• [WORK TO COMPLETE]: Write out the records that appear below, verbatim and complete, but without pictures.

PROVIDED MATERIAL START

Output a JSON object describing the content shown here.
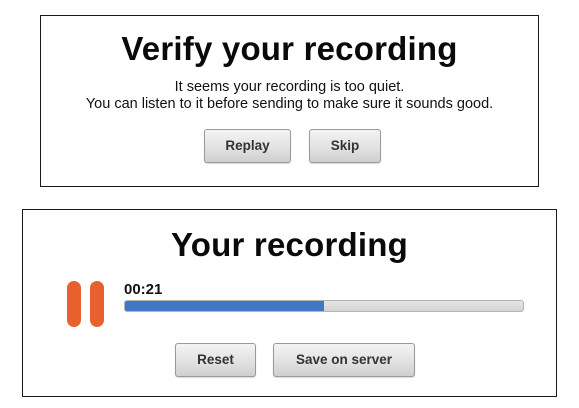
{
  "verify_dialog": {
    "title": "Verify your recording",
    "message_line_1": "It seems your recording is too quiet.",
    "message_line_2": "You can listen to it before sending to make sure it sounds good.",
    "replay_label": "Replay",
    "skip_label": "Skip"
  },
  "recording_panel": {
    "title": "Your recording",
    "timer": "00:21",
    "progress_fraction": 0.5,
    "pause_icon": "pause-icon",
    "reset_label": "Reset",
    "save_label": "Save on server"
  },
  "colors": {
    "pause_accent": "#e6612e",
    "progress_fill": "#3f79c4",
    "progress_track": "#dcdcdc"
  }
}
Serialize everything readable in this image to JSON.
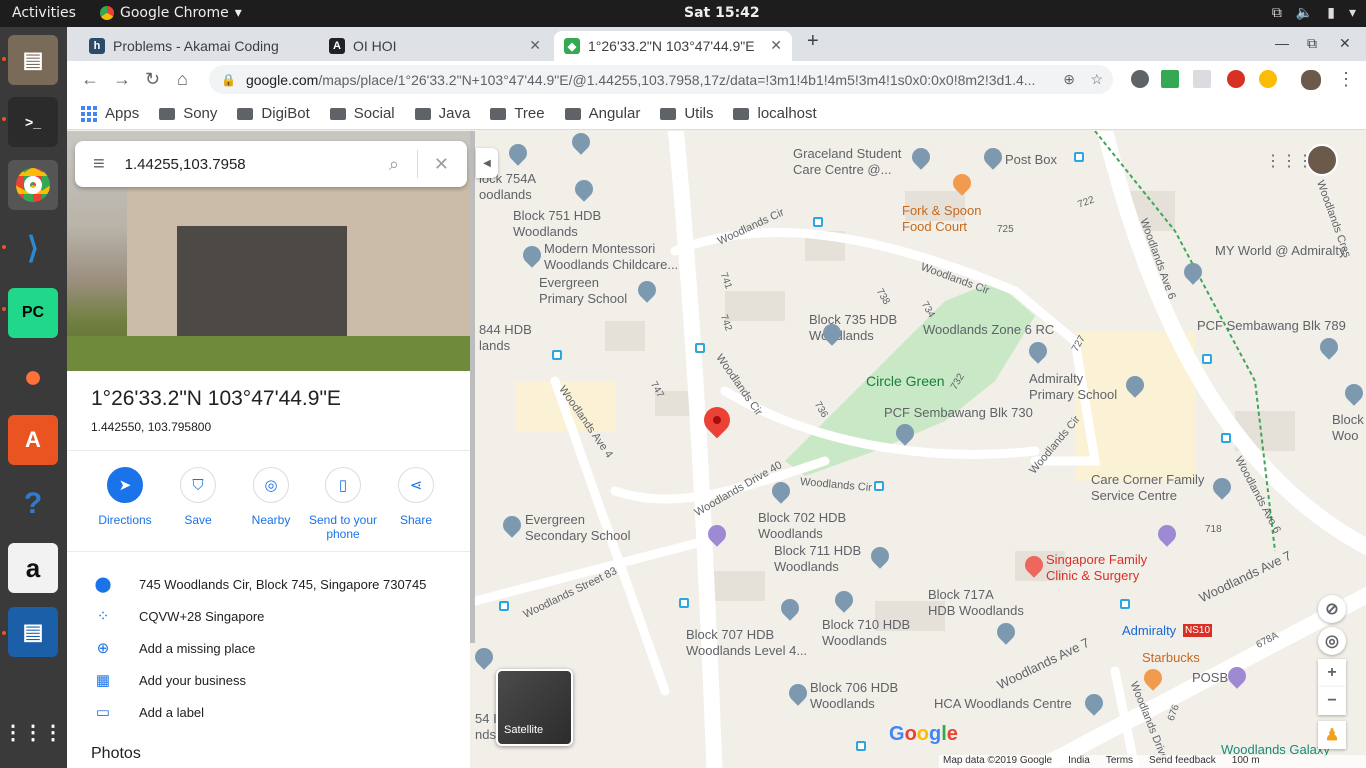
{
  "system": {
    "activities": "Activities",
    "app_name": "Google Chrome",
    "clock": "Sat 15:42"
  },
  "tabs": [
    {
      "label": "Problems - Akamai Coding",
      "favicon_color": "#2d4a6b"
    },
    {
      "label": "OI HOI",
      "favicon_color": "#202124"
    },
    {
      "label": "1°26'33.2\"N 103°47'44.9\"E",
      "favicon_color": "#34a853"
    }
  ],
  "address_bar": {
    "host": "google.com",
    "path": "/maps/place/1°26'33.2\"N+103°47'44.9\"E/@1.44255,103.7958,17z/data=!3m1!4b1!4m5!3m4!1s0x0:0x0!8m2!3d1.4..."
  },
  "bookmarks": [
    "Apps",
    "Sony",
    "DigiBot",
    "Social",
    "Java",
    "Tree",
    "Angular",
    "Utils",
    "localhost"
  ],
  "search": {
    "query": "1.44255,103.7958"
  },
  "place": {
    "title": "1°26'33.2\"N 103°47'44.9\"E",
    "decimal": "1.442550, 103.795800"
  },
  "actions": [
    {
      "label": "Directions"
    },
    {
      "label": "Save"
    },
    {
      "label": "Nearby"
    },
    {
      "label": "Send to your phone"
    },
    {
      "label": "Share"
    }
  ],
  "info": {
    "address": "745 Woodlands Cir, Block 745, Singapore 730745",
    "plus_code": "CQVW+28 Singapore",
    "add_missing": "Add a missing place",
    "add_business": "Add your business",
    "add_label": "Add a label"
  },
  "photos_heading": "Photos",
  "map": {
    "satellite_label": "Satellite",
    "logo": "Google",
    "footer": {
      "data": "Map data ©2019 Google",
      "country": "India",
      "terms": "Terms",
      "feedback": "Send feedback",
      "scale": "100 m"
    },
    "labels": {
      "graceland": "Graceland Student\nCare Centre @...",
      "post_box": "Post Box",
      "fork_spoon": "Fork & Spoon\nFood Court",
      "my_world": "MY World @ Admiralty",
      "blk754": "lock 754A\noodlands",
      "blk751": "Block 751 HDB\nWoodlands",
      "montessori": "Modern Montessori\nWoodlands Childcare...",
      "evergreen_pri": "Evergreen\nPrimary School",
      "blk844": "844 HDB\nlands",
      "blk735": "Block 735 HDB\nWoodlands",
      "zone6": "Woodlands Zone 6 RC",
      "pcf789": "PCF Sembawang Blk 789",
      "circle_green": "Circle Green",
      "admiralty_pri": "Admiralty\nPrimary School",
      "pcf730": "PCF Sembawang Blk 730",
      "block_r": "Block\nWoo",
      "care_corner": "Care Corner Family\nService Centre",
      "evergreen_sec": "Evergreen\nSecondary School",
      "blk702": "Block 702 HDB\nWoodlands",
      "blk711": "Block 711 HDB\nWoodlands",
      "sg_family": "Singapore Family\nClinic & Surgery",
      "blk717a": "Block 717A\nHDB Woodlands",
      "blk710": "Block 710 HDB\nWoodlands",
      "blk707": "Block 707 HDB\nWoodlands Level 4...",
      "admiralty_mrt": "Admiralty",
      "ns10": "NS10",
      "starbucks": "Starbucks",
      "posb": "POSB",
      "blk706": "Block 706 HDB\nWoodlands",
      "hca": "HCA Woodlands Centre",
      "galaxy": "Woodlands Galaxy",
      "blk54": "54 I\nnds",
      "cir1": "Woodlands Cir",
      "cir2": "Woodlands Cir",
      "cir3": "Woodlands Cir",
      "cir4": "Woodlands Cir",
      "cir5": "Woodlands Cir",
      "ave4": "Woodlands Ave 4",
      "ave6": "Woodlands Ave 6",
      "ave6b": "Woodlands Ave 6",
      "ave7": "Woodlands Ave 7",
      "ave7b": "Woodlands Ave 7",
      "drive40": "Woodlands Drive 40",
      "st83": "Woodlands Street 83",
      "drive_b": "Woodlands Drive",
      "cres": "Woodlands Cres",
      "n722": "722",
      "n725": "725",
      "n741": "741",
      "n738": "738",
      "n734": "734",
      "n742": "742",
      "n727": "727",
      "n747": "747",
      "n732": "732",
      "n736": "736",
      "n718": "718",
      "n678a": "678A",
      "n676": "676"
    }
  }
}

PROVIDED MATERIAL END

• [SOLUTION FOR THIS PROBLEM]:
Output a JSON object describing the content shown here.
{
  "verify_dialog": {
    "title": "Verify your recording",
    "message_line_1": "It seems your recording is too quiet.",
    "message_line_2": "You can listen to it before sending to make sure it sounds good.",
    "replay_label": "Replay",
    "skip_label": "Skip"
  },
  "recording_panel": {
    "title": "Your recording",
    "timer": "00:21",
    "progress_fraction": 0.5,
    "pause_icon": "pause-icon",
    "reset_label": "Reset",
    "save_label": "Save on server"
  },
  "colors": {
    "pause_accent": "#e6612e",
    "progress_fill": "#3f79c4",
    "progress_track": "#dcdcdc"
  }
}
Serialize everything readable in this image to JSON.
{
  "system": {
    "activities": "Activities",
    "app_name": "Google Chrome",
    "clock": "Sat 15:42"
  },
  "tabs": [
    {
      "label": "Problems - Akamai Coding",
      "favicon_color": "#2d4a6b"
    },
    {
      "label": "OI HOI",
      "favicon_color": "#202124"
    },
    {
      "label": "1°26'33.2\"N 103°47'44.9\"E",
      "favicon_color": "#34a853"
    }
  ],
  "address_bar": {
    "host": "google.com",
    "path": "/maps/place/1°26'33.2\"N+103°47'44.9\"E/@1.44255,103.7958,17z/data=!3m1!4b1!4m5!3m4!1s0x0:0x0!8m2!3d1.4..."
  },
  "bookmarks": [
    "Apps",
    "Sony",
    "DigiBot",
    "Social",
    "Java",
    "Tree",
    "Angular",
    "Utils",
    "localhost"
  ],
  "search": {
    "query": "1.44255,103.7958"
  },
  "place": {
    "title": "1°26'33.2\"N 103°47'44.9\"E",
    "decimal": "1.442550, 103.795800"
  },
  "actions": [
    {
      "label": "Directions"
    },
    {
      "label": "Save"
    },
    {
      "label": "Nearby"
    },
    {
      "label": "Send to your phone"
    },
    {
      "label": "Share"
    }
  ],
  "info": {
    "address": "745 Woodlands Cir, Block 745, Singapore 730745",
    "plus_code": "CQVW+28 Singapore",
    "add_missing": "Add a missing place",
    "add_business": "Add your business",
    "add_label": "Add a label"
  },
  "photos_heading": "Photos",
  "map": {
    "satellite_label": "Satellite",
    "logo": "Google",
    "footer": {
      "data": "Map data ©2019 Google",
      "country": "India",
      "terms": "Terms",
      "feedback": "Send feedback",
      "scale": "100 m"
    },
    "labels": {
      "graceland": "Graceland Student\nCare Centre @...",
      "post_box": "Post Box",
      "fork_spoon": "Fork & Spoon\nFood Court",
      "my_world": "MY World @ Admiralty",
      "blk754": "lock 754A\noodlands",
      "blk751": "Block 751 HDB\nWoodlands",
      "montessori": "Modern Montessori\nWoodlands Childcare...",
      "evergreen_pri": "Evergreen\nPrimary School",
      "blk844": "844 HDB\nlands",
      "blk735": "Block 735 HDB\nWoodlands",
      "zone6": "Woodlands Zone 6 RC",
      "pcf789": "PCF Sembawang Blk 789",
      "circle_green": "Circle Green",
      "admiralty_pri": "Admiralty\nPrimary School",
      "pcf730": "PCF Sembawang Blk 730",
      "block_r": "Block\nWoo",
      "care_corner": "Care Corner Family\nService Centre",
      "evergreen_sec": "Evergreen\nSecondary School",
      "blk702": "Block 702 HDB\nWoodlands",
      "blk711": "Block 711 HDB\nWoodlands",
      "sg_family": "Singapore Family\nClinic & Surgery",
      "blk717a": "Block 717A\nHDB Woodlands",
      "blk710": "Block 710 HDB\nWoodlands",
      "blk707": "Block 707 HDB\nWoodlands Level 4...",
      "admiralty_mrt": "Admiralty",
      "ns10": "NS10",
      "starbucks": "Starbucks",
      "posb": "POSB",
      "blk706": "Block 706 HDB\nWoodlands",
      "hca": "HCA Woodlands Centre",
      "galaxy": "Woodlands Galaxy",
      "blk54": "54 I\nnds",
      "cir1": "Woodlands Cir",
      "cir2": "Woodlands Cir",
      "cir3": "Woodlands Cir",
      "cir4": "Woodlands Cir",
      "cir5": "Woodlands Cir",
      "ave4": "Woodlands Ave 4",
      "ave6": "Woodlands Ave 6",
      "ave6b": "Woodlands Ave 6",
      "ave7": "Woodlands Ave 7",
      "ave7b": "Woodlands Ave 7",
      "drive40": "Woodlands Drive 40",
      "st83": "Woodlands Street 83",
      "drive_b": "Woodlands Drive",
      "cres": "Woodlands Cres",
      "n722": "722",
      "n725": "725",
      "n741": "741",
      "n738": "738",
      "n734": "734",
      "n742": "742",
      "n727": "727",
      "n747": "747",
      "n732": "732",
      "n736": "736",
      "n718": "718",
      "n678a": "678A",
      "n676": "676"
    }
  }
}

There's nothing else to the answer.